**EXERCISE GOAL:**
Word-for-word reproduction, images excluded: copy every entry below.

**DATA UNDER STUDY:**

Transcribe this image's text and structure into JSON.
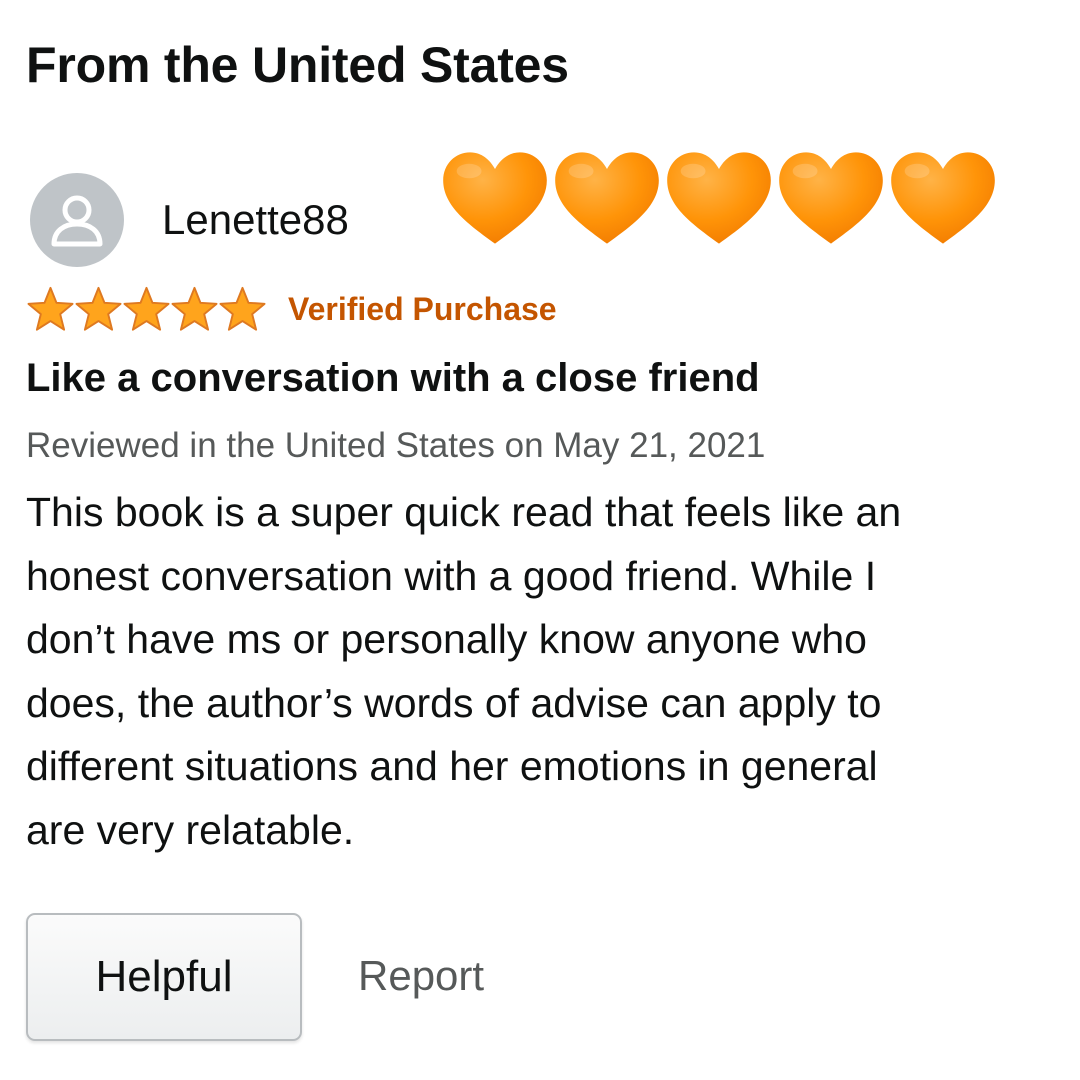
{
  "section": {
    "title": "From the United States"
  },
  "reviewer": {
    "name": "Lenette88",
    "avatar_icon": "user-silhouette-icon",
    "avatar_color": "#bfc4c8"
  },
  "reaction": {
    "icon": "orange-heart-icon",
    "count": 5,
    "color": "#ff8c00"
  },
  "rating": {
    "stars": 5,
    "max_stars": 5,
    "star_color": "#ffa41c",
    "verified_label": "Verified Purchase",
    "verified_color": "#c45500"
  },
  "review": {
    "title": "Like a conversation with a close friend",
    "date_line": "Reviewed in the United States on May 21, 2021",
    "body_lines": [
      "This book is a super quick read that feels like an",
      "honest conversation with a good friend. While I",
      "don’t have ms or personally know anyone who",
      "does, the author’s words of advise can apply to",
      "different situations and her emotions in general",
      "are very relatable."
    ]
  },
  "actions": {
    "helpful_label": "Helpful",
    "report_label": "Report"
  }
}
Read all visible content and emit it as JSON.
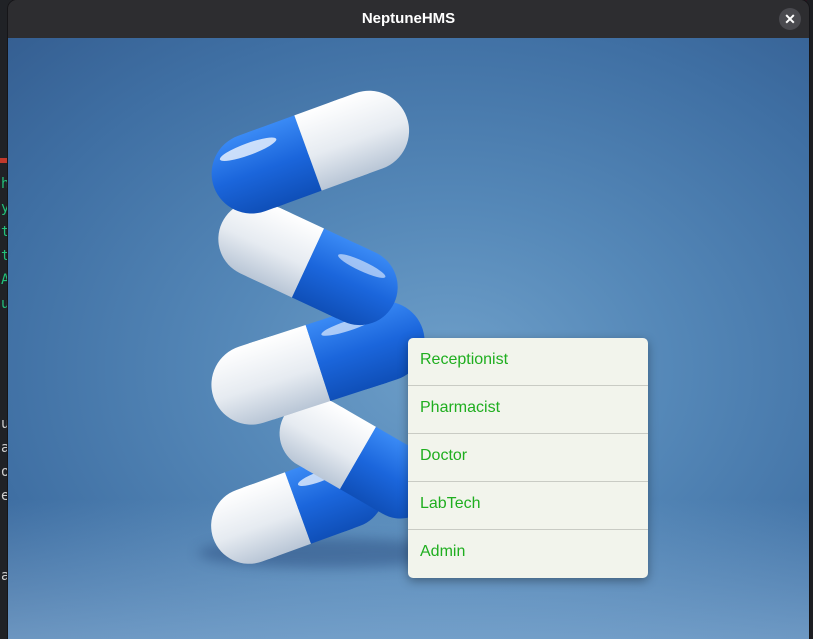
{
  "window": {
    "title": "NeptuneHMS",
    "close_symbol": "✕"
  },
  "menu": {
    "items": [
      {
        "label": "Receptionist"
      },
      {
        "label": "Pharmacist"
      },
      {
        "label": "Doctor"
      },
      {
        "label": "LabTech"
      },
      {
        "label": "Admin"
      }
    ],
    "text_color": "#1fae1f",
    "background_color": "#f2f4ec"
  },
  "background": {
    "image": "capsule-pills-icon",
    "pill_colors": [
      "#1f6fe0",
      "#f2f4f7"
    ]
  },
  "desktop_fragments": [
    "h",
    "y",
    "t",
    "t",
    "A",
    "u",
    "u",
    "a",
    "o",
    "e",
    "ai"
  ]
}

**REPLY TO THE TASK:**
Transcribe this image's text and structure into JSON.
{
  "section": {
    "title": "From the United States"
  },
  "reviewer": {
    "name": "Lenette88",
    "avatar_icon": "user-silhouette-icon",
    "avatar_color": "#bfc4c8"
  },
  "reaction": {
    "icon": "orange-heart-icon",
    "count": 5,
    "color": "#ff8c00"
  },
  "rating": {
    "stars": 5,
    "max_stars": 5,
    "star_color": "#ffa41c",
    "verified_label": "Verified Purchase",
    "verified_color": "#c45500"
  },
  "review": {
    "title": "Like a conversation with a close friend",
    "date_line": "Reviewed in the United States on May 21, 2021",
    "body_lines": [
      "This book is a super quick read that feels like an",
      "honest conversation with a good friend. While I",
      "don’t have ms or personally know anyone who",
      "does, the author’s words of advise can apply to",
      "different situations and her emotions in general",
      "are very relatable."
    ]
  },
  "actions": {
    "helpful_label": "Helpful",
    "report_label": "Report"
  }
}
Read all visible content and emit it as JSON.
{
  "window": {
    "title": "NeptuneHMS",
    "close_symbol": "✕"
  },
  "menu": {
    "items": [
      {
        "label": "Receptionist"
      },
      {
        "label": "Pharmacist"
      },
      {
        "label": "Doctor"
      },
      {
        "label": "LabTech"
      },
      {
        "label": "Admin"
      }
    ],
    "text_color": "#1fae1f",
    "background_color": "#f2f4ec"
  },
  "background": {
    "image": "capsule-pills-icon",
    "pill_colors": [
      "#1f6fe0",
      "#f2f4f7"
    ]
  },
  "desktop_fragments": [
    "h",
    "y",
    "t",
    "t",
    "A",
    "u",
    "u",
    "a",
    "o",
    "e",
    "ai"
  ]
}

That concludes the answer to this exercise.